1. Your assertion was that the relationship between SMTP connections and DNS
requests is not linear. This is clearly false. You can admit that was a
mistake, and retract it, or you can explain why you said it. Doing neither is
called "spreading FUD".
Such a change to the amount of UDP traffic will impact the amount of
packet loss, as UDP does not have congestion avoidance. I looked at a
5% packet loss to make a rough estimate of what this could mean with
2. You seem to be implying that UDP packets are more likely to be dropped than
TCP packets. This is clearly false.
3. Any hypothetical situation prefixed by "Assume 5% packet loss" is pretty
worthless. 5% packet loss is something to yell at your ISP about, not
something you just assume as part of normal operation.
For Sender-ID, the number of DNS queries added if at the should
not exceed limits, would be 2000 UDP queries. The ratio of UDP queries
to TCP packets, in this case, goes from 0.3 % to 666.0 % of TCP packets.
4. A statement like "666% UDP to TCP ratio" seems to imply that an average
SMTP transaction requires 20 DNS UDP packets, but only 3 TCP packets. Do you
really believe it's possible to deliver a message with only 3 TCP packets? My
rough guess was at least 14 and usually 20.
So for the TCP traffic of about 400
kbytes, 900 kbytes is used for the DNS queries. This recommended limit
changes the traffic ratio of UDP/TCP traffic from 0.007 % to 225.0 % at

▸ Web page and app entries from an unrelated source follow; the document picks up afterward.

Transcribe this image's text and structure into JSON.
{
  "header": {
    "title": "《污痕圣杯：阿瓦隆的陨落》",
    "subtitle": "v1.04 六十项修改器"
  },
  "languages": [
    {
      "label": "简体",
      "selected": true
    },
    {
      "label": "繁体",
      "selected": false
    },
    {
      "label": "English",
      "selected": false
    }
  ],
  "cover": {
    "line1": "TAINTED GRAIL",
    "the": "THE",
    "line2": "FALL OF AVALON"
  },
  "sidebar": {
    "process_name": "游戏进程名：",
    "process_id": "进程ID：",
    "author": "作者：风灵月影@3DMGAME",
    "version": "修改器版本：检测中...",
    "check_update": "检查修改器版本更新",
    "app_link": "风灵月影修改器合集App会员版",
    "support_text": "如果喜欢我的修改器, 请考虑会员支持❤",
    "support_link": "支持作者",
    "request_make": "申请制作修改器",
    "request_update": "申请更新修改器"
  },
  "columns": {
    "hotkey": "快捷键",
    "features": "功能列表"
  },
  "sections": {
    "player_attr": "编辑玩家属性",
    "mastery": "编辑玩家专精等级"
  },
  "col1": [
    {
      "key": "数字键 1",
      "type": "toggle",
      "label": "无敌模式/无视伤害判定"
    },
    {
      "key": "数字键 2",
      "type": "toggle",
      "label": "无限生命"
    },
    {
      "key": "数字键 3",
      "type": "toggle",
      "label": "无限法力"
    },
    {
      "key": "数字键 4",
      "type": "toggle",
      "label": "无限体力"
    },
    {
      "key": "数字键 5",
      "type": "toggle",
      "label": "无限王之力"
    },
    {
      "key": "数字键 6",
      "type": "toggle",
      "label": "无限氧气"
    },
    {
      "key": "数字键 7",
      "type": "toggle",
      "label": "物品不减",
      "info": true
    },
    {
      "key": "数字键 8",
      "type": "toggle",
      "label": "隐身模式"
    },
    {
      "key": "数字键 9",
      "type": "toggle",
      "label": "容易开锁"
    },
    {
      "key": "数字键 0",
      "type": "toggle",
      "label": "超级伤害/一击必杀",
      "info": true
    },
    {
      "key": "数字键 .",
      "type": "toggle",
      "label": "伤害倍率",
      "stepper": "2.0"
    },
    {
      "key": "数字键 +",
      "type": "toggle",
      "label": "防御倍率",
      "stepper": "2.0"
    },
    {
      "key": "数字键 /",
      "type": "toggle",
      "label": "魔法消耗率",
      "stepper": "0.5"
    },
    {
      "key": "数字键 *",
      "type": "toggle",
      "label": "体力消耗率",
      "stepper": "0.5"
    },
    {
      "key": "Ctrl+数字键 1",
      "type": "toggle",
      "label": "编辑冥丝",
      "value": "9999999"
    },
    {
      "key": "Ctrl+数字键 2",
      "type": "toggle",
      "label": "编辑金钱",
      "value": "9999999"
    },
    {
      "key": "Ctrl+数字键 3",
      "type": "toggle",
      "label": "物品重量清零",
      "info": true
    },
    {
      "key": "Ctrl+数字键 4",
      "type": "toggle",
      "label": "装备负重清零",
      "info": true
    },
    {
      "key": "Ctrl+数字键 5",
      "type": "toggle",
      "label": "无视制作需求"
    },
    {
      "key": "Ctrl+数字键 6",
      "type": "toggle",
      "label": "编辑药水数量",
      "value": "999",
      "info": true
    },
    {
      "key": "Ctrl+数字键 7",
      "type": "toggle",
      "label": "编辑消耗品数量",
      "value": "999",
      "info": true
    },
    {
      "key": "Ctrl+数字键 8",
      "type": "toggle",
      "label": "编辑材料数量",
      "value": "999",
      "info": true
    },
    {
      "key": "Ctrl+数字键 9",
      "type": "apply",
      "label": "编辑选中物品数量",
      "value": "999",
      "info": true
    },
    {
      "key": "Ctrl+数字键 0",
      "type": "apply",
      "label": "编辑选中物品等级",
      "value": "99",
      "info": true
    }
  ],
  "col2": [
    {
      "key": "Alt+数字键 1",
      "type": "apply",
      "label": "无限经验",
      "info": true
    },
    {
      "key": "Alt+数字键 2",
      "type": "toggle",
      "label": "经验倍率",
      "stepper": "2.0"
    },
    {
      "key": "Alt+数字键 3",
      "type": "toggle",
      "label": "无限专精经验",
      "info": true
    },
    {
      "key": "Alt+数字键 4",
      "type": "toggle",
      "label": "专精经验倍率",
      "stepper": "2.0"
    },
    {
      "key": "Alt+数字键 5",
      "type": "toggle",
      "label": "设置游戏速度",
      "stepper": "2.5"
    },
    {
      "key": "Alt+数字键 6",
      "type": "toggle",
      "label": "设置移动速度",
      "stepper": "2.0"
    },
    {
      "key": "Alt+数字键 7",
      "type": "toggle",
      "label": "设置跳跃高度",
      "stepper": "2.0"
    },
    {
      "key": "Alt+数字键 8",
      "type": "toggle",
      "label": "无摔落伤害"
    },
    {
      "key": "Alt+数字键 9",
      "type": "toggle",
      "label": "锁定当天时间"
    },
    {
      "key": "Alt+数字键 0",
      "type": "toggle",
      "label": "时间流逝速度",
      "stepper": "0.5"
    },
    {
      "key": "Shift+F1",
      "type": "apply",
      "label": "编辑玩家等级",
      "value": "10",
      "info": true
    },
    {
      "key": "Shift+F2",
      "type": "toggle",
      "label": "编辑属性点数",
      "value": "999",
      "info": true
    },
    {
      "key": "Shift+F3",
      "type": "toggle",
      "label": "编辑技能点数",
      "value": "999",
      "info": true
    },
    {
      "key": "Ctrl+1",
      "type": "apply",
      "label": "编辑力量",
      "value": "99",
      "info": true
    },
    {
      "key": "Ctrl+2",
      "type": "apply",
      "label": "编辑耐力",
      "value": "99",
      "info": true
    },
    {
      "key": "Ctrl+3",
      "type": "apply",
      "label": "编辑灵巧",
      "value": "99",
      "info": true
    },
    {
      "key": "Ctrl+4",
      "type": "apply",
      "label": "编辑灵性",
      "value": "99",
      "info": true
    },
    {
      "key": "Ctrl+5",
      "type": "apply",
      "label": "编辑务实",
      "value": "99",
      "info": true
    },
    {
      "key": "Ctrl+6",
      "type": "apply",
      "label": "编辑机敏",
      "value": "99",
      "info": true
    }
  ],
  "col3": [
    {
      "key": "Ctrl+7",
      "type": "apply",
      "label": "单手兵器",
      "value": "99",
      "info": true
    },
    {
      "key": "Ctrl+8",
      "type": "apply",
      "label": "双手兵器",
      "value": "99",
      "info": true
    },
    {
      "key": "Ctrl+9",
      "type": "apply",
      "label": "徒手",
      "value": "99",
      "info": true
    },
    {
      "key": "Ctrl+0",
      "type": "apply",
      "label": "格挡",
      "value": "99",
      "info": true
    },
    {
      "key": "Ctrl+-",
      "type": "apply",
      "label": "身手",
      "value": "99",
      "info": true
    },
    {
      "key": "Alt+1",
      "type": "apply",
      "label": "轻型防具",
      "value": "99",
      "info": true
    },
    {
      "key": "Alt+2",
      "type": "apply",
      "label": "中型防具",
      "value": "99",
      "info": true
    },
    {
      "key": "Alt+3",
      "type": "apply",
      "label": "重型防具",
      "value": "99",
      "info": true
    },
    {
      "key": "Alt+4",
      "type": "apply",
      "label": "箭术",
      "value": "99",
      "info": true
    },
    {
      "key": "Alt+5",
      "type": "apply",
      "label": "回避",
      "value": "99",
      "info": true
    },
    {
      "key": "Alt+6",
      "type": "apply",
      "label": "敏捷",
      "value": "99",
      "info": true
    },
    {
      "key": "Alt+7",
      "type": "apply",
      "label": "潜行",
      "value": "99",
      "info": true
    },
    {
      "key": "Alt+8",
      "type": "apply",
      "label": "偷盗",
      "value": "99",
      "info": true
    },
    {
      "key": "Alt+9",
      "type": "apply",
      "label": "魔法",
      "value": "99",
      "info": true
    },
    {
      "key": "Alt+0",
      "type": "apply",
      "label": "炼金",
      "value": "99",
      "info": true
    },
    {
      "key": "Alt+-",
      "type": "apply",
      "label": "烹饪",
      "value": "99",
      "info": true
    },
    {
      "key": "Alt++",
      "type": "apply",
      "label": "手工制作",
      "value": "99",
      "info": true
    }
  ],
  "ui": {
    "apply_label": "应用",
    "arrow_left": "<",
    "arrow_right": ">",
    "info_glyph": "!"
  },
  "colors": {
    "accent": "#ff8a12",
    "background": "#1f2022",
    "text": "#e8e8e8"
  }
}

the 666.0 % UDP/TCP packet ratio.
5. You seem to be assuming that UDP packets have overhead and TCP packets do
not. Also you seem to be assuming that since 20 lookups is the limit, that it
will also be the average.
6. In practice, mail receivers already do plenty of DNS lookups, including the
sender domain, the PTR of the IP, its corresponding A, the MX of the purported
sender, one or more DNSBLs and/or RHSBLs. You don't appear to be taking this
into account. It is unrealistic to expect an SMTP transaction to be accepted
with "only one" DNS lookup.
I don't think it's productive for me to reply to you anymore on this thread.
My feeling is that your "concern" is not consistent with the reality, and you
have not produced any "real world" measurements enough to merit attention for
any "concern". I refuse to spend my time trying to disprove something that
has not been supported at all (let alone proved) in the first place.
Especially given that every time I reply to this thread I get back MORE FUD.
If you are really "concerned" your best bet is to try to explain the "concern"
to someone else, offline, who can understand it, AND who can write about it
clearly and concisely. If you are not really concerned and are just spreading
FUD because you don't like SenderID, well, have fun, but I am not going to
play that game anymore and I expect others will get tired of it soon too.
Everyone says that having power is a great responsibility. This is a lot
of bunk. Responsibility is when someone can blame you if something goes
wrong. When you have power you are surrounded by people whose job it is
to take the blame for your mistakes. If they're smart, that is.
-- Cerebus, "On Governing"